▶ [HOW TO COMPLETE THIS TASK]:
Leave out the pictures and copy every record exactly.

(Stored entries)
◆ ◆ ◆ ◆ ◆
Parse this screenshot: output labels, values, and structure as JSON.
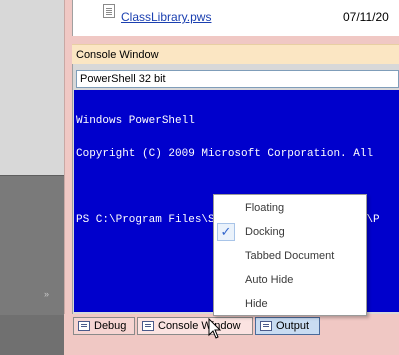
{
  "file_list": {
    "file_name": "ClassLibrary.pws",
    "file_date": "07/11/20"
  },
  "console": {
    "title": "Console Window",
    "shell_selected": "PowerShell 32 bit",
    "terminal_lines": [
      "Windows PowerShell",
      "Copyright (C) 2009 Microsoft Corporation. All",
      "",
      "PS C:\\Program Files\\SAPIEN Technologies, Inc\\P"
    ]
  },
  "context_menu": {
    "items": [
      {
        "label": "Floating",
        "checked": false
      },
      {
        "label": "Docking",
        "checked": true
      },
      {
        "label": "Tabbed Document",
        "checked": false
      },
      {
        "label": "Auto Hide",
        "checked": false
      },
      {
        "label": "Hide",
        "checked": false
      }
    ],
    "check_glyph": "✓"
  },
  "tabs": {
    "debug": "Debug",
    "console": "Console Window",
    "output": "Output"
  },
  "left_panel": {
    "chevron": "»"
  },
  "colors": {
    "terminal_bg": "#0000cc",
    "frame_pink": "#f0c8c4",
    "title_bar": "#fbe6c3",
    "link_blue": "#1a3fb0"
  },
  "icons": [
    "document-icon",
    "checkmark-icon",
    "debug-tab-icon",
    "console-tab-icon",
    "output-tab-icon",
    "mouse-cursor-icon",
    "chevron-double-down-icon"
  ]
}
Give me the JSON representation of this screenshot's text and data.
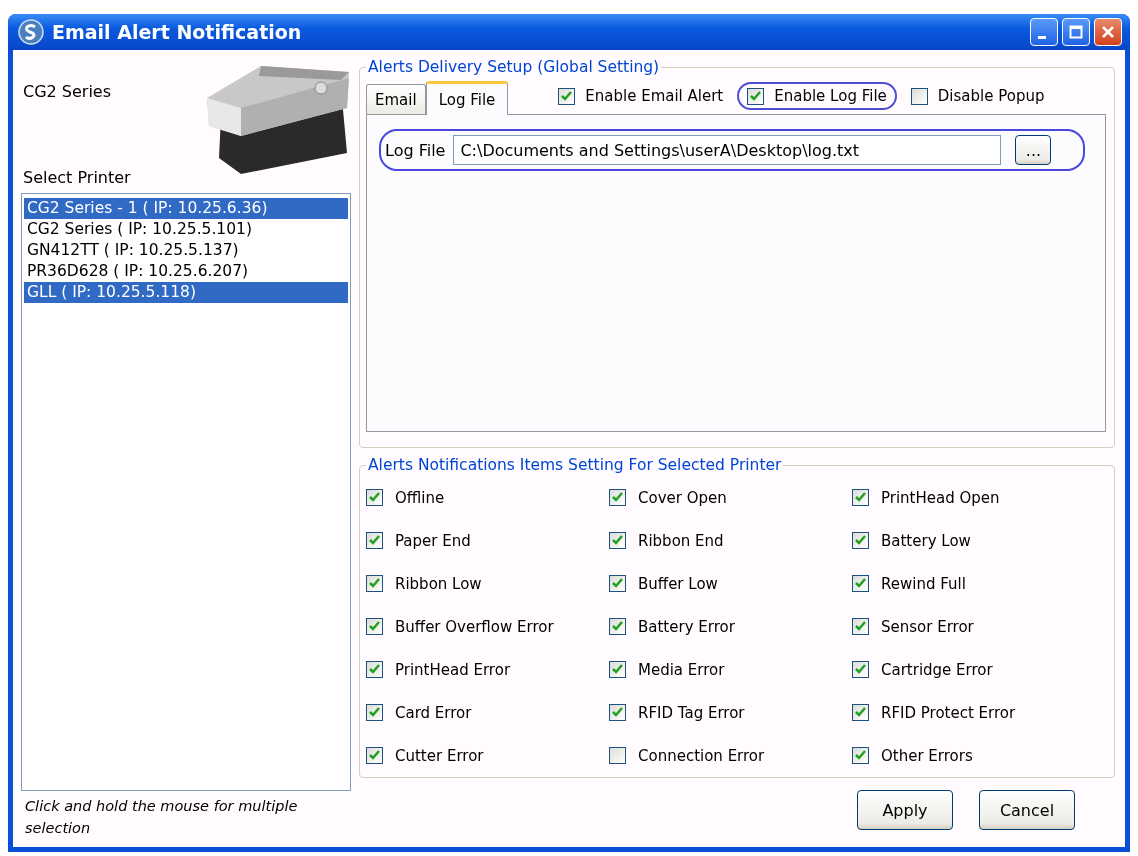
{
  "window": {
    "title": "Email Alert Notification"
  },
  "printer_panel": {
    "model_label": "CG2 Series",
    "select_label": "Select Printer",
    "printers": [
      {
        "label": "CG2 Series - 1 ( IP: 10.25.6.36)",
        "selected": true
      },
      {
        "label": "CG2 Series ( IP: 10.25.5.101)",
        "selected": false
      },
      {
        "label": "GN412TT ( IP: 10.25.5.137)",
        "selected": false
      },
      {
        "label": "PR36D628 ( IP: 10.25.6.207)",
        "selected": false
      },
      {
        "label": "GLL ( IP: 10.25.5.118)",
        "selected": true
      }
    ],
    "hint": "Click and hold the mouse for multiple selection"
  },
  "delivery_setup": {
    "title": "Alerts Delivery Setup (Global Setting)",
    "tabs": [
      {
        "label": "Email",
        "selected": false
      },
      {
        "label": "Log File",
        "selected": true
      }
    ],
    "options": [
      {
        "label": "Enable Email Alert",
        "checked": true,
        "highlighted": false
      },
      {
        "label": "Enable Log File",
        "checked": true,
        "highlighted": true
      },
      {
        "label": "Disable Popup",
        "checked": false,
        "highlighted": false
      }
    ],
    "log_file": {
      "label": "Log File",
      "value": "C:\\Documents and Settings\\userA\\Desktop\\log.txt",
      "browse_button": "...",
      "highlighted": true
    }
  },
  "notification_items": {
    "title": "Alerts Notifications Items Setting For Selected Printer",
    "items": [
      {
        "label": "Offline",
        "checked": true
      },
      {
        "label": "Cover Open",
        "checked": true
      },
      {
        "label": "PrintHead Open",
        "checked": true
      },
      {
        "label": "Paper End",
        "checked": true
      },
      {
        "label": "Ribbon End",
        "checked": true
      },
      {
        "label": "Battery Low",
        "checked": true
      },
      {
        "label": "Ribbon Low",
        "checked": true
      },
      {
        "label": "Buffer Low",
        "checked": true
      },
      {
        "label": "Rewind Full",
        "checked": true
      },
      {
        "label": "Buffer Overflow Error",
        "checked": true
      },
      {
        "label": "Battery Error",
        "checked": true
      },
      {
        "label": "Sensor Error",
        "checked": true
      },
      {
        "label": "PrintHead Error",
        "checked": true
      },
      {
        "label": "Media Error",
        "checked": true
      },
      {
        "label": "Cartridge Error",
        "checked": true
      },
      {
        "label": "Card Error",
        "checked": true
      },
      {
        "label": "RFID Tag Error",
        "checked": true
      },
      {
        "label": "RFID Protect Error",
        "checked": true
      },
      {
        "label": "Cutter Error",
        "checked": true
      },
      {
        "label": "Connection Error",
        "checked": false
      },
      {
        "label": "Other Errors",
        "checked": true
      }
    ]
  },
  "buttons": [
    "Apply",
    "Cancel"
  ]
}
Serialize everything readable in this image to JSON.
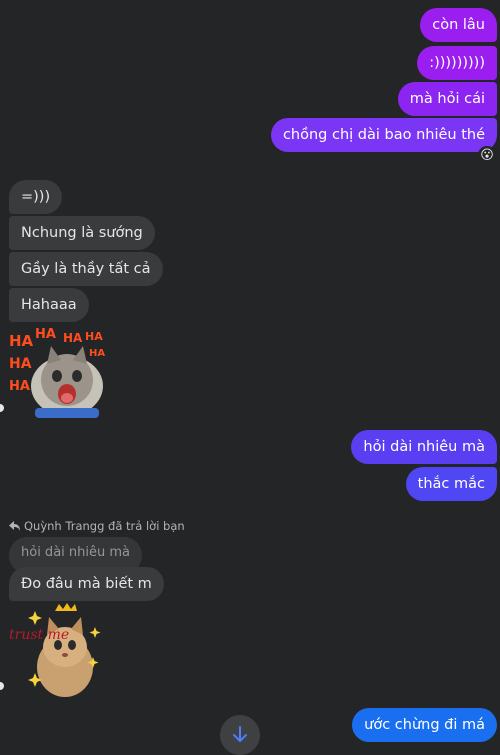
{
  "colors": {
    "background": "#242526",
    "incoming_bubble": "#3a3b3c",
    "outgoing_purple": "#9b1ef0",
    "outgoing_violet": "#7a35f5",
    "outgoing_indigo": "#5a3ff2",
    "outgoing_blue": "#2f62f2",
    "outgoing_blue2": "#1a6ff0"
  },
  "messages": {
    "out_1": "còn lâu",
    "out_2": ":)))))))))",
    "out_3": "mà hỏi cái",
    "out_4": "chồng chị dài bao nhiêu thé",
    "out_4_reaction": "😮",
    "in_1": "=)))",
    "in_2": "Nchung là sướng",
    "in_3": "Gầy là thầy tất cả",
    "in_4": "Hahaaa",
    "out_5": "hỏi dài nhiêu mà",
    "out_6": "thắc mắc",
    "reply_label": "Quỳnh Trangg đã trả lời bạn",
    "reply_quote": "hỏi dài nhiêu mà",
    "in_5": "Đo đâu mà biết m",
    "out_7": "ước chừng đi má"
  },
  "stickers": {
    "haha_text": "HA",
    "trust_text": "trust me"
  },
  "icons": {
    "reply": "reply-arrow-icon",
    "scroll": "arrow-down-icon"
  }
}
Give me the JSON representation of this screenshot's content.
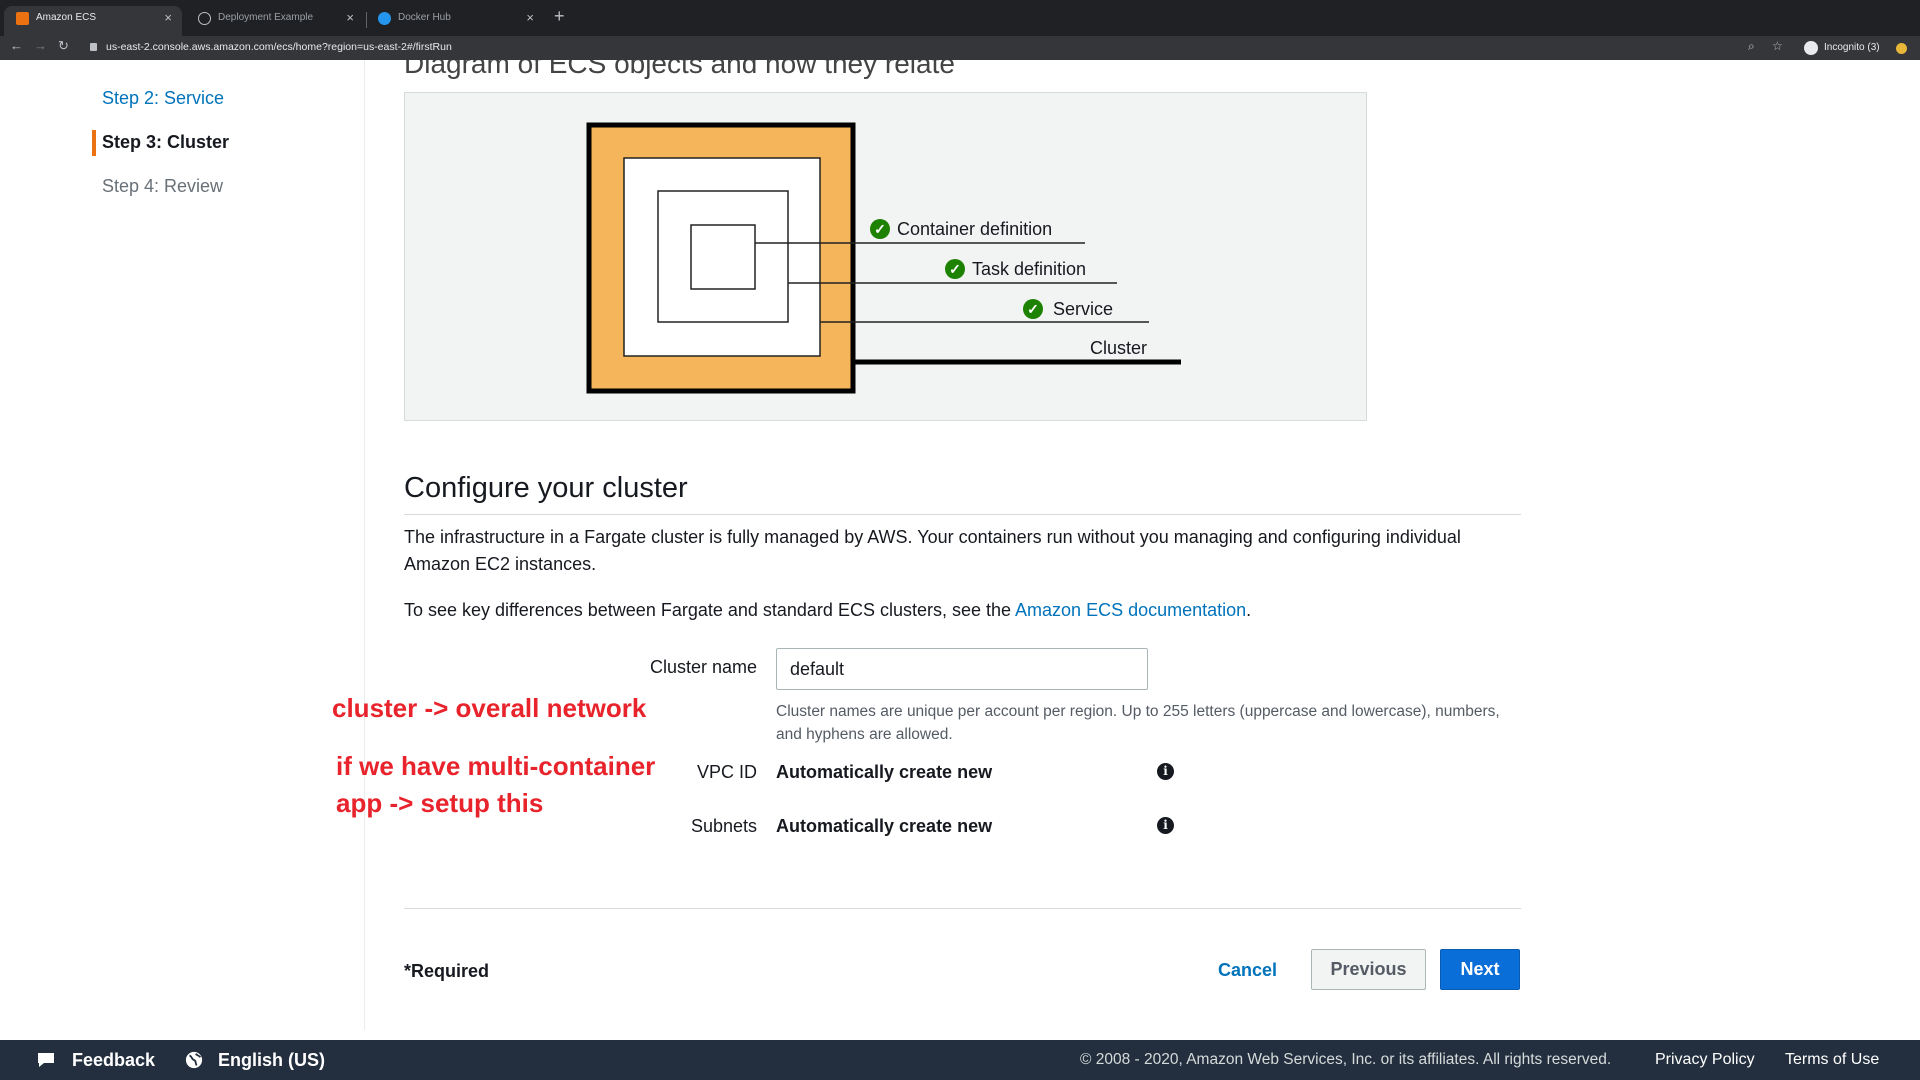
{
  "browser": {
    "tabs": [
      {
        "title": "Amazon ECS",
        "active": true
      },
      {
        "title": "Deployment Example",
        "active": false
      },
      {
        "title": "Docker Hub",
        "active": false
      }
    ],
    "url_host": "us-east-2.console.aws.amazon.com",
    "url_path": "/ecs/home?region=us-east-2#/firstRun",
    "incognito_label": "Incognito (3)"
  },
  "sidebar": {
    "steps": [
      {
        "label": "Step 2: Service",
        "state": "link"
      },
      {
        "label": "Step 3: Cluster",
        "state": "current"
      },
      {
        "label": "Step 4: Review",
        "state": "disabled"
      }
    ]
  },
  "diagram": {
    "title": "Diagram of ECS objects and how they relate",
    "labels": [
      {
        "text": "Container definition",
        "checked": true
      },
      {
        "text": "Task definition",
        "checked": true
      },
      {
        "text": "Service",
        "checked": true
      },
      {
        "text": "Cluster",
        "checked": false
      }
    ]
  },
  "configure": {
    "title": "Configure your cluster",
    "intro": "The infrastructure in a Fargate cluster is fully managed by AWS. Your containers run without you managing and configuring individual Amazon EC2 instances.",
    "docs_prefix": "To see key differences between Fargate and standard ECS clusters, see the ",
    "docs_link": "Amazon ECS documentation",
    "docs_suffix": ".",
    "cluster_name_label": "Cluster name",
    "cluster_name_value": "default",
    "cluster_name_hint": "Cluster names are unique per account per region. Up to 255 letters (uppercase and lowercase), numbers, and hyphens are allowed.",
    "vpc_label": "VPC ID",
    "vpc_value": "Automatically create new",
    "subnets_label": "Subnets",
    "subnets_value": "Automatically create new"
  },
  "annotations": {
    "line1": "cluster -> overall network",
    "line2": "if we have multi-container",
    "line3": "app -> setup this"
  },
  "actions": {
    "required": "*Required",
    "cancel": "Cancel",
    "previous": "Previous",
    "next": "Next"
  },
  "footer": {
    "feedback": "Feedback",
    "language": "English (US)",
    "copyright": "© 2008 - 2020, Amazon Web Services, Inc. or its affiliates. All rights reserved.",
    "privacy": "Privacy Policy",
    "terms": "Terms of Use"
  },
  "colors": {
    "accent_orange": "#ec7211",
    "link_blue": "#0073bb",
    "primary_button": "#0a6ed8",
    "diagram_orange": "#f5b55a",
    "check_green": "#1d8102",
    "annotation_red": "#e8232b",
    "footer_bg": "#232f3e"
  }
}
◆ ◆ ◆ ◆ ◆
▶ [OUTPUT OF THE EXERCISE]:
Parse this screenshot: output labels, values, and structure as JSON.
{
  "file_list": {
    "file_name": "ClassLibrary.pws",
    "file_date": "07/11/20"
  },
  "console": {
    "title": "Console Window",
    "shell_selected": "PowerShell 32 bit",
    "terminal_lines": [
      "Windows PowerShell",
      "Copyright (C) 2009 Microsoft Corporation. All",
      "",
      "PS C:\\Program Files\\SAPIEN Technologies, Inc\\P"
    ]
  },
  "context_menu": {
    "items": [
      {
        "label": "Floating",
        "checked": false
      },
      {
        "label": "Docking",
        "checked": true
      },
      {
        "label": "Tabbed Document",
        "checked": false
      },
      {
        "label": "Auto Hide",
        "checked": false
      },
      {
        "label": "Hide",
        "checked": false
      }
    ],
    "check_glyph": "✓"
  },
  "tabs": {
    "debug": "Debug",
    "console": "Console Window",
    "output": "Output"
  },
  "left_panel": {
    "chevron": "»"
  },
  "colors": {
    "terminal_bg": "#0000cc",
    "frame_pink": "#f0c8c4",
    "title_bar": "#fbe6c3",
    "link_blue": "#1a3fb0"
  },
  "icons": [
    "document-icon",
    "checkmark-icon",
    "debug-tab-icon",
    "console-tab-icon",
    "output-tab-icon",
    "mouse-cursor-icon",
    "chevron-double-down-icon"
  ]
}
Give me the JSON representation of this screenshot's text and data.
{
  "window": {
    "title": "Email Alert Notification"
  },
  "printer_panel": {
    "model_label": "CG2 Series",
    "select_label": "Select Printer",
    "printers": [
      {
        "label": "CG2 Series - 1 ( IP: 10.25.6.36)",
        "selected": true
      },
      {
        "label": "CG2 Series ( IP: 10.25.5.101)",
        "selected": false
      },
      {
        "label": "GN412TT ( IP: 10.25.5.137)",
        "selected": false
      },
      {
        "label": "PR36D628 ( IP: 10.25.6.207)",
        "selected": false
      },
      {
        "label": "GLL ( IP: 10.25.5.118)",
        "selected": true
      }
    ],
    "hint": "Click and hold the mouse for multiple selection"
  },
  "delivery_setup": {
    "title": "Alerts Delivery Setup (Global Setting)",
    "tabs": [
      {
        "label": "Email",
        "selected": false
      },
      {
        "label": "Log File",
        "selected": true
      }
    ],
    "options": [
      {
        "label": "Enable Email Alert",
        "checked": true,
        "highlighted": false
      },
      {
        "label": "Enable Log File",
        "checked": true,
        "highlighted": true
      },
      {
        "label": "Disable Popup",
        "checked": false,
        "highlighted": false
      }
    ],
    "log_file": {
      "label": "Log File",
      "value": "C:\\Documents and Settings\\userA\\Desktop\\log.txt",
      "browse_button": "...",
      "highlighted": true
    }
  },
  "notification_items": {
    "title": "Alerts Notifications Items Setting For Selected Printer",
    "items": [
      {
        "label": "Offline",
        "checked": true
      },
      {
        "label": "Cover Open",
        "checked": true
      },
      {
        "label": "PrintHead Open",
        "checked": true
      },
      {
        "label": "Paper End",
        "checked": true
      },
      {
        "label": "Ribbon End",
        "checked": true
      },
      {
        "label": "Battery Low",
        "checked": true
      },
      {
        "label": "Ribbon Low",
        "checked": true
      },
      {
        "label": "Buffer Low",
        "checked": true
      },
      {
        "label": "Rewind Full",
        "checked": true
      },
      {
        "label": "Buffer Overflow Error",
        "checked": true
      },
      {
        "label": "Battery Error",
        "checked": true
      },
      {
        "label": "Sensor Error",
        "checked": true
      },
      {
        "label": "PrintHead Error",
        "checked": true
      },
      {
        "label": "Media Error",
        "checked": true
      },
      {
        "label": "Cartridge Error",
        "checked": true
      },
      {
        "label": "Card Error",
        "checked": true
      },
      {
        "label": "RFID Tag Error",
        "checked": true
      },
      {
        "label": "RFID Protect Error",
        "checked": true
      },
      {
        "label": "Cutter Error",
        "checked": true
      },
      {
        "label": "Connection Error",
        "checked": false
      },
      {
        "label": "Other Errors",
        "checked": true
      }
    ]
  },
  "buttons": [
    "Apply",
    "Cancel"
  ]
}
Serialize everything readable in this image to JSON.
{
  "colors": {
    "background": "#242526",
    "incoming_bubble": "#3a3b3c",
    "outgoing_purple": "#9b1ef0",
    "outgoing_violet": "#7a35f5",
    "outgoing_indigo": "#5a3ff2",
    "outgoing_blue": "#2f62f2",
    "outgoing_blue2": "#1a6ff0"
  },
  "messages": {
    "out_1": "còn lâu",
    "out_2": ":)))))))))",
    "out_3": "mà hỏi cái",
    "out_4": "chồng chị dài bao nhiêu thé",
    "out_4_reaction": "😮",
    "in_1": "=)))",
    "in_2": "Nchung là sướng",
    "in_3": "Gầy là thầy tất cả",
    "in_4": "Hahaaa",
    "out_5": "hỏi dài nhiêu mà",
    "out_6": "thắc mắc",
    "reply_label": "Quỳnh Trangg đã trả lời bạn",
    "reply_quote": "hỏi dài nhiêu mà",
    "in_5": "Đo đâu mà biết m",
    "out_7": "ước chừng đi má"
  },
  "stickers": {
    "haha_text": "HA",
    "trust_text": "trust me"
  },
  "icons": {
    "reply": "reply-arrow-icon",
    "scroll": "arrow-down-icon"
  }
}
Give me the JSON representation of this screenshot's content.
{
  "browser": {
    "tabs": [
      {
        "title": "Amazon ECS",
        "active": true
      },
      {
        "title": "Deployment Example",
        "active": false
      },
      {
        "title": "Docker Hub",
        "active": false
      }
    ],
    "url_host": "us-east-2.console.aws.amazon.com",
    "url_path": "/ecs/home?region=us-east-2#/firstRun",
    "incognito_label": "Incognito (3)"
  },
  "sidebar": {
    "steps": [
      {
        "label": "Step 2: Service",
        "state": "link"
      },
      {
        "label": "Step 3: Cluster",
        "state": "current"
      },
      {
        "label": "Step 4: Review",
        "state": "disabled"
      }
    ]
  },
  "diagram": {
    "title": "Diagram of ECS objects and how they relate",
    "labels": [
      {
        "text": "Container definition",
        "checked": true
      },
      {
        "text": "Task definition",
        "checked": true
      },
      {
        "text": "Service",
        "checked": true
      },
      {
        "text": "Cluster",
        "checked": false
      }
    ]
  },
  "configure": {
    "title": "Configure your cluster",
    "intro": "The infrastructure in a Fargate cluster is fully managed by AWS. Your containers run without you managing and configuring individual Amazon EC2 instances.",
    "docs_prefix": "To see key differences between Fargate and standard ECS clusters, see the ",
    "docs_link": "Amazon ECS documentation",
    "docs_suffix": ".",
    "cluster_name_label": "Cluster name",
    "cluster_name_value": "default",
    "cluster_name_hint": "Cluster names are unique per account per region. Up to 255 letters (uppercase and lowercase), numbers, and hyphens are allowed.",
    "vpc_label": "VPC ID",
    "vpc_value": "Automatically create new",
    "subnets_label": "Subnets",
    "subnets_value": "Automatically create new"
  },
  "annotations": {
    "line1": "cluster -> overall network",
    "line2": "if we have multi-container",
    "line3": "app -> setup this"
  },
  "actions": {
    "required": "*Required",
    "cancel": "Cancel",
    "previous": "Previous",
    "next": "Next"
  },
  "footer": {
    "feedback": "Feedback",
    "language": "English (US)",
    "copyright": "© 2008 - 2020, Amazon Web Services, Inc. or its affiliates. All rights reserved.",
    "privacy": "Privacy Policy",
    "terms": "Terms of Use"
  },
  "colors": {
    "accent_orange": "#ec7211",
    "link_blue": "#0073bb",
    "primary_button": "#0a6ed8",
    "diagram_orange": "#f5b55a",
    "check_green": "#1d8102",
    "annotation_red": "#e8232b",
    "footer_bg": "#232f3e"
  }
}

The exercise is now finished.